Two systems familiar to Total War veterans are the Tech Tree (Royal Decrees) and Diplomacy. The Royal Decrees unlock all the typical passives, from increased building resource generations to improved faction relations. It also can unlock additional god slots, a maximum of three. Any god discovered through conquest, vassals, or annexation can then be slotted. Each god provides passive bonuses depending on how many temples have been built and cult centers captured. The diplomacy system allows for trade, pacts, and alliances. Eventually, members of the same faction can also become a vassal. 

I was hoping that the character progression for my leader and generals would improve during the mid to late game, but it unfortunately didn’t. While leveling, spending points in the three attributes allows customization and unlocks various titles. When slotted, these titles also provide passive and/or active abilities on top of what the character gains from traits. But it’s a straightforward advancement system that lacks much depth.

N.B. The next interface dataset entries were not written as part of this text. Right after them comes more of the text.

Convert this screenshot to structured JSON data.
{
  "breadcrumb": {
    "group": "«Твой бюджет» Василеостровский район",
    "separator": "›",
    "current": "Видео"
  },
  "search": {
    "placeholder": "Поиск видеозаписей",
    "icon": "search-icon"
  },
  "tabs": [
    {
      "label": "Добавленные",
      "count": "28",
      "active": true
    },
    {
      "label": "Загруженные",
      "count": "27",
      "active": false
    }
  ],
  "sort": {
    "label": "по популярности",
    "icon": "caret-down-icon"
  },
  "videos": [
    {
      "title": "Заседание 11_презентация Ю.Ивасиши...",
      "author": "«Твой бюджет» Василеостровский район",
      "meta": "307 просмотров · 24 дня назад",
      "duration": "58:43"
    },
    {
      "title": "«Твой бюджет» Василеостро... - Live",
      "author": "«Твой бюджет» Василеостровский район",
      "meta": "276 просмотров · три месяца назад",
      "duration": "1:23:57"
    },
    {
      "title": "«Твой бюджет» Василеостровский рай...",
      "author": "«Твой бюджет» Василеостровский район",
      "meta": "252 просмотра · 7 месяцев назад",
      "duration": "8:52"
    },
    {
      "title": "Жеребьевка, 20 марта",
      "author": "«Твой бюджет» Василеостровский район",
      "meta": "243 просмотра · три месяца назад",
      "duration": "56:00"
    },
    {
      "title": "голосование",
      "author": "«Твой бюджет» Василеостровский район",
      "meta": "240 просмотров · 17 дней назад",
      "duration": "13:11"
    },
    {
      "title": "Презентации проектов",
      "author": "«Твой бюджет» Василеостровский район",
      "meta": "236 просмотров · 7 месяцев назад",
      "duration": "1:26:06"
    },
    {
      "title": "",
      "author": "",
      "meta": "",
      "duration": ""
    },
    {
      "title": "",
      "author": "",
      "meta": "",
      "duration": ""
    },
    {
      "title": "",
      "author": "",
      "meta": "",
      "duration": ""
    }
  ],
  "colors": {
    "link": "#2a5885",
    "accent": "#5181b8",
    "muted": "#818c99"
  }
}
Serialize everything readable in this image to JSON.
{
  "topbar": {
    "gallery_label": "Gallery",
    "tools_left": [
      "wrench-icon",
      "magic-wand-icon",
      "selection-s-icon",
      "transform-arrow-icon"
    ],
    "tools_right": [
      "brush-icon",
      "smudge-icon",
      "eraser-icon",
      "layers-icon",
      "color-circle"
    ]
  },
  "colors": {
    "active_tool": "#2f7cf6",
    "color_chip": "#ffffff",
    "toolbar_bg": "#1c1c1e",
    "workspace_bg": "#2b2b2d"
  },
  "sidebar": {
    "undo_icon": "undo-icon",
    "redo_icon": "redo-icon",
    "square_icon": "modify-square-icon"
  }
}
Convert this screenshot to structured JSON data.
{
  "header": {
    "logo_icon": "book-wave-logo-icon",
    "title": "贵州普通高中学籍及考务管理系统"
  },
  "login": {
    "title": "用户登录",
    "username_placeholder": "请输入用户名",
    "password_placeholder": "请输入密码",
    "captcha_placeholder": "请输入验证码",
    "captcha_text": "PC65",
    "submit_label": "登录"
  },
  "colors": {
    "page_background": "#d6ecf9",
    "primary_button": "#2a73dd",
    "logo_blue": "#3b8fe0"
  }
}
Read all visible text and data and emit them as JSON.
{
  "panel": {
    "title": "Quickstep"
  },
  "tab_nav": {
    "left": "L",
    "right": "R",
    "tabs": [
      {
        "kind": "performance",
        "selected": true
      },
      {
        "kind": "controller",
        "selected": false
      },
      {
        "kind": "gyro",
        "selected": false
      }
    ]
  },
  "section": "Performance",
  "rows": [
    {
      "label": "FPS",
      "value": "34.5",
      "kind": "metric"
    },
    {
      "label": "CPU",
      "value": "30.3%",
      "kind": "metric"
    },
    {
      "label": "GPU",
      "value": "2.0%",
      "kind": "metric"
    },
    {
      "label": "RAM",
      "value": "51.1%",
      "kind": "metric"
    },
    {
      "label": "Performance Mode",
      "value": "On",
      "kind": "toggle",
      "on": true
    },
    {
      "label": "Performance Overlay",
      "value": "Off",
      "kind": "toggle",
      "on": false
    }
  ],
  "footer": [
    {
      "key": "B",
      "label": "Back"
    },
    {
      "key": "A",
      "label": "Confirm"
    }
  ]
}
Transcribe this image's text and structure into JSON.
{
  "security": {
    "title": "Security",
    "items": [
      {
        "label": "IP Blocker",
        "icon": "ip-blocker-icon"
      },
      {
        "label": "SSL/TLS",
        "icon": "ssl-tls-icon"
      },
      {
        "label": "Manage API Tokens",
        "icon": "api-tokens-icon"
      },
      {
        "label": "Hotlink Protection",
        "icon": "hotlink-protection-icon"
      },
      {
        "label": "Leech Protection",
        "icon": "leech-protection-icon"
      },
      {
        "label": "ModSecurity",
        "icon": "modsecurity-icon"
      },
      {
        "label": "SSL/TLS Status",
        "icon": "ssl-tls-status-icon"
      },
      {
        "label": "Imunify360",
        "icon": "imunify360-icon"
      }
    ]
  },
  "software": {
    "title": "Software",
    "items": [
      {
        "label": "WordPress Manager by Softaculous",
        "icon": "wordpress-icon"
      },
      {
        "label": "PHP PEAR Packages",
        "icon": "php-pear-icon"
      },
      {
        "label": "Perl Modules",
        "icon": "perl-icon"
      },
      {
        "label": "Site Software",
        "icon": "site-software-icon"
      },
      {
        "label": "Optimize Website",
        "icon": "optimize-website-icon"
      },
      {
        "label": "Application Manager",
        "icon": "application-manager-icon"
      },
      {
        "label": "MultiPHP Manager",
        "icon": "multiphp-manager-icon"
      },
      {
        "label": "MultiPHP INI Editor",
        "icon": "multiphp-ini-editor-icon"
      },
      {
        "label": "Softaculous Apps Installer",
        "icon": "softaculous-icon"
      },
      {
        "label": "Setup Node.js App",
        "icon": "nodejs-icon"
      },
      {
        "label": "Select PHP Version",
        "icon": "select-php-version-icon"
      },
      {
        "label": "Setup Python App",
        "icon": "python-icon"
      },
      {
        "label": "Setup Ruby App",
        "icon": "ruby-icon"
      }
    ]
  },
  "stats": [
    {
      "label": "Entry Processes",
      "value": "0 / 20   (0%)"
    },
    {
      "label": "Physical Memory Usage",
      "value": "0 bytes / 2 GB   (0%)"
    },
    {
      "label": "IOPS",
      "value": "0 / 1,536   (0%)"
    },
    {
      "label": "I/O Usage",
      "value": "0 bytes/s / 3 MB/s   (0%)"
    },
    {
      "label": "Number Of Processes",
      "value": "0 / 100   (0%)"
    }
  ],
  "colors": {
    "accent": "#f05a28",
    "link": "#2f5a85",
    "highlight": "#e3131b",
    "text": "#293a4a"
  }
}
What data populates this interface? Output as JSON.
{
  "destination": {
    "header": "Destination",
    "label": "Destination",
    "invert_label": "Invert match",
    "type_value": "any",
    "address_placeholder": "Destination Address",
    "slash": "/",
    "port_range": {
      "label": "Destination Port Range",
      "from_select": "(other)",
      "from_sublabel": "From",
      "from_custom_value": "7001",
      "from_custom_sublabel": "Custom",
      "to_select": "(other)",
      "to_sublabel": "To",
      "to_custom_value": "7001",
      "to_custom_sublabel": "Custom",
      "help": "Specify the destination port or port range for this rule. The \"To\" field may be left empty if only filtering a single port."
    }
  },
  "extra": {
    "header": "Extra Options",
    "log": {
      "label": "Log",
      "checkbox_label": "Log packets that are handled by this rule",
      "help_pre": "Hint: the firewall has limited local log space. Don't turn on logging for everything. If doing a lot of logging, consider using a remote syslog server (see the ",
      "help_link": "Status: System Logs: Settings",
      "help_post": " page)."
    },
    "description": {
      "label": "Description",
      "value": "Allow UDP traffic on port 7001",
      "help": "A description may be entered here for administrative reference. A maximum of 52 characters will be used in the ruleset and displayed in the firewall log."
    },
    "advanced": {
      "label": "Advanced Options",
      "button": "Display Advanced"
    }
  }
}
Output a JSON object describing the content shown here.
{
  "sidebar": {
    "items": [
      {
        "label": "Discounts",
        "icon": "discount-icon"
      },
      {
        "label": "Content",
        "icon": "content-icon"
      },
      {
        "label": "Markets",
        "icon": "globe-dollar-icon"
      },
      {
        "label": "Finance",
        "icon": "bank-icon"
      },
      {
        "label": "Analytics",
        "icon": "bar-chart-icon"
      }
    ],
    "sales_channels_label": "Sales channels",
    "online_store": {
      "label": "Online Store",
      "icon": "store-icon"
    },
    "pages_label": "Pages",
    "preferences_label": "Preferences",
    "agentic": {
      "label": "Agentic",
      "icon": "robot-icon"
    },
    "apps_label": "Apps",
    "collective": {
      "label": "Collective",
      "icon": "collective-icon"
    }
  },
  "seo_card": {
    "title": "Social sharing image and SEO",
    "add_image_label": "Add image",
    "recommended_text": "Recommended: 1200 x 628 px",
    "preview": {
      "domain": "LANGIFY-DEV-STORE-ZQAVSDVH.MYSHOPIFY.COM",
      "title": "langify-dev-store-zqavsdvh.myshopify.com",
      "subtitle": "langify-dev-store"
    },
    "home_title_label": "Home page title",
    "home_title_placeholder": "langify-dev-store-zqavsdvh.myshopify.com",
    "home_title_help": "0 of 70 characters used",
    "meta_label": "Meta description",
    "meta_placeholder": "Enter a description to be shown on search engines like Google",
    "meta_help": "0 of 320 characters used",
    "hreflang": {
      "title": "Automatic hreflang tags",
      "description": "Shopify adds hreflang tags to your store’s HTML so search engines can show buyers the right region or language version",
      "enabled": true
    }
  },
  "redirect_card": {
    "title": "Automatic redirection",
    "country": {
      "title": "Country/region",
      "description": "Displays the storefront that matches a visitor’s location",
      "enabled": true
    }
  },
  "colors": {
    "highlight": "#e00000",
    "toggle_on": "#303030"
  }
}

By the mid to late game, I seized power and became Pharaoh with Ramesses. It unlocked the regalia and the Royal Powers. The regalia is a choice out of five headpieces. Each one provides different passive buffs and an ability. But it was the Royal Powers that made a huge difference. My two favorite powers out of the five options allowed me to place my generals into Royal Court positions until I controlled the entire court and the other to annex other leaders within my faction when not on cooldown. I like the Royal Powers, but they eliminate most of the challenges in Total War: Pharaoh on easier difficulties.     

A minor disappointment for me was the lack of difference between the factions. As per the norm in Total War, the start location is different for each leader, which determines the initial resources that are readily available nearby, starting unit types, and how challenging it is to deal with your neighbors out of the gate. But the courts are very similar for the Pharoah and the Hittite Great King. The only real difference is the position names. I also noticed that Bay only had two options when it came time to pick an Ancient Legacy that would further customize my play style versus the four options when playing an Egyptian.   

I only have a few things to note concerning the technical performance of Total War: Pharaoh. The various events I encountered throughout the campaign didn’t feel that challenging. It could have been due to the default difficulty. But there were several times when the AI didn’t react to my armies. It made the Sea People invasion easy to overcome during the late game. Each time I initiated a plot on the court screen, the wrong tab would show afterward. On the overland map, my camera would occasionally zoom into a close-up view. 

Finally, after an extended amount of playtime, Total War: Pharaoh would suddenly chunk and lag badly. The first time was at turn 38 on my first campaign run, then again at turn 82. In between the lag, I had to exit to Windows. After restarting, the client worked fine again for an extended period. I never had a single crash, and I didn’t encounter other noticeable bugs outside of the known list provided by the developer. The rest of the time, everything ran perfectly fine.

Creatively Assembly has made a good, solid game. Total War: Pharaoh offers a fun experience for anyone interested in the time period surrounding the Bronze Age Collapse. The technical issues I experienced were few. Out of the various gameplay systems, I particularly enjoyed the Royal/Hittite Court intrigue. But while the initial experience was great, some players may find the mid to late game lacks depth.    

7.0 Good
  • Royal/Hitte Court System
  • Combat & Outposts
  • Great Initial impression and feel
  • Leader/General Character Progression
  • Certain Systems Lack Depth
  • Minor Technical Issues
  • Disappointing Cutscenes


Kevin Chick

Kevin "Xevrin" is an avid gamer having started playing video games on an Apple III with the Wizardry Series and Questron before the age of 10. In junior high, he branched out into tabletop gaming with the release of D&D 2nd Edition. During his first year of university, Everquest was released combining both of his favorite activities.